When we apply our knowledge from the DISC, the StrengthsFinder(tm) profile, the Keirsey, and the
EQ-Map, we can eliminate a lot of the stress
in the holidays.

How does this work?

Well, if you're going shopping for the tree with someone who is ambitious, forceful, decisive, strong-willed, independent and goal-oriented, be clear, specific, brief and to the point. Schedule a specific time to take the trip and appear well-organized. Know where you're going, what height tree you want, what type, and how long you plan to spend. Don't leave anything cloudy, i.e., either plan to stop for snacks on the way home or don't - no spontaneous "Hey, let's stop and get some hot chocolate on the way home!" Talking about things not relevant to
the issue will cause tension, so make this trip totally and only about the purchase of a Christmas tree. If you need to buy a stand, well that's another trip!

Have an idea of what you want, but, since they're the decisive one, it would be a lot easier to leave the final decision up to them. They'd like it a lot!

Remember that they're comfortable making decisions, so give them chances to do this and then don't double think their decision. If you go in for a spruce, come out with a spruce!

If you're planning a holiday party with someone who's magnetic, enthusiastic, friendly, demonstrative and political, don't bug them with the details. Make a list, write it down, and keep it warm and friendly. Ask "feeling" questions to draw their opinions or comments -- "How would you feel if we made our own eggnog?" or "Do you feel like it would be fun to invite everyone we know for an Open House?"

Don't attempt to control the conversation; let it
have its own pace and life perhaps talking about the idea of the party for some time before you get down to the actual nitty-gritty.
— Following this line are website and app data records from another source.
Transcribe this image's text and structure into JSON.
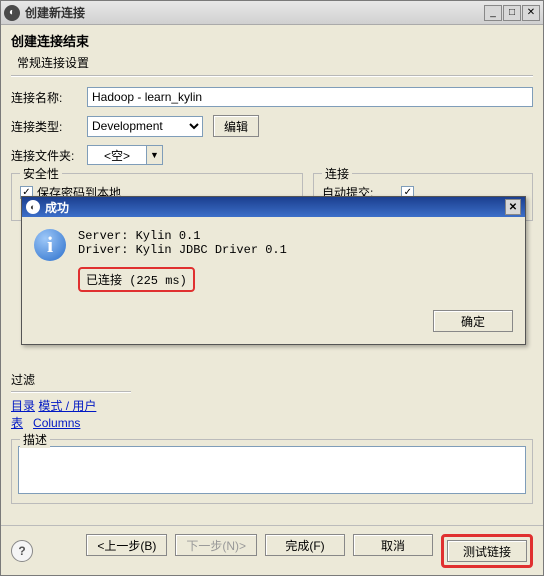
{
  "window": {
    "title": "创建新连接"
  },
  "page": {
    "heading": "创建连接结束",
    "subheading": "常规连接设置"
  },
  "form": {
    "name_label": "连接名称:",
    "name_value": "Hadoop - learn_kylin",
    "type_label": "连接类型:",
    "type_value": "Development",
    "edit_button": "编辑",
    "folder_label": "连接文件夹:",
    "folder_value": "<空>"
  },
  "security": {
    "legend": "安全性",
    "save_password": "保存密码到本地",
    "checked": "✓"
  },
  "connection": {
    "legend": "连接",
    "autocommit": "自动提交:",
    "checked": "✓"
  },
  "modal": {
    "title": "成功",
    "server_line": "Server: Kylin 0.1",
    "driver_line": "Driver: Kylin JDBC Driver 0.1",
    "status": "已连接 (225 ms)",
    "ok": "确定"
  },
  "filter": {
    "label": "过滤",
    "link1": "目录",
    "link2": "模式 / 用户",
    "link3": "表",
    "link4": "Columns"
  },
  "description": {
    "legend": "描述"
  },
  "footer": {
    "back": "<上一步(B)",
    "next": "下一步(N)>",
    "finish": "完成(F)",
    "cancel": "取消",
    "test": "测试链接"
  }
}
Now, what if you're planning the office holiday party with someone who is patient, predictable, reliable, steady, relaxed and modest? Well, "how" questions are their favorite, as they like to know how it is all going to work out. Ask them how to handle the invitation RSVP, the coat check, the door prizes. Go over each detail carefully and slowly. Begin the meeting with personal conversation, to break the ice; don't rush into the business part. Being domineering and demanding with them will cause tension, and
they'll also appreciate lots of time to ponder what you propose. Keep things low-key and reassuring.

And what if you're going holiday shopping with someone who is dependent, neat, conservative, perfectionist, careful and compliant? This can be tricky because they like to stick to business, and you may think it's a holiday, but you can count on them to be accurate and realistic about time and budget. Prepare your "case" in advance. Make those lists! It makes them unhappy when things appear to be disorganized or you appear to get giddy, so think more in terms of "getting the job done." Plan with them a nice
realistic time frame (unrealistic deadlines bug them), list exactly whom you'll be shopping for and what the budget is. They'll make sure you stick to it and that's a real asset this time of year.

Moving on the strengths now -- if you're planning
Hanukkah with someone who's got these themes:
Positivity, WOO (winning others over), Empathy,
Communicator and Activator, well you have the Perfect Host, so make use of it. They're long on "let's do it" and short on the lists and the planning. Their cheery disposition and Empathy put everyone at ease, and of course, with the WOO, the more the merrier! Expect a guest list of their 200 closest friends.

On the other hand, if you're planning a trip to the in-laws with your spouse who's got Deliberative, Strategic, Intellection, Input and Achiever, there will need to be a lot of discussion about what might go wrong and how to prevent it or plan for it, and lots of "making a list and checking it twice." Give them lots of time to, well, deliberate, being supportive and encouraging and gently nudging when it's time to stop strategizing and start doing. Oh, and remember, they're happiest when they end each day with a sense of accomplishment, so if you notice when something has been accomplished, you'll make them very happy.

Now as to introverts and extraverts! Well, the
holidays were made for extraverts, so all you have to do is bring on the food and drink and get the people there! To keep the introverts comfortable at a family gathering, give them quiet chores to do -- setting the table, being in
charge of the music, or - a real favorite - being in charge of photography.

Extraverts are puzzled by introverts, so you be the one to tell Uncle Paul that Taylor is quite happy wandering outside occasionally "for a breath of fresh air," and to let her be. She'll come back in and mix when she's ready to!

Accommodating to the personal needs and preferences of the individuals involved in your holiday celebrations is the emotionally intelligent thing to do. If you use your interpersonal skills, and are flexible and creative, you can enjoy yourself and help others enjoy themselves as well. And don't forget your Intuition. It's your guide as to when things are going well and when they aren't.

And don't forget the most important person-you! Make your needs and preferences known; they count too. If you don't speak up, how will people know?

Author's Bio: 

Susan Dunn is a personal and professional development coach. Individual coaching, Internet courses, ebooks, and EQ products for licensing. Visit her on the web at www.susandunn.cc and mailto:sdunn@susandunn.cc for FREE ezine.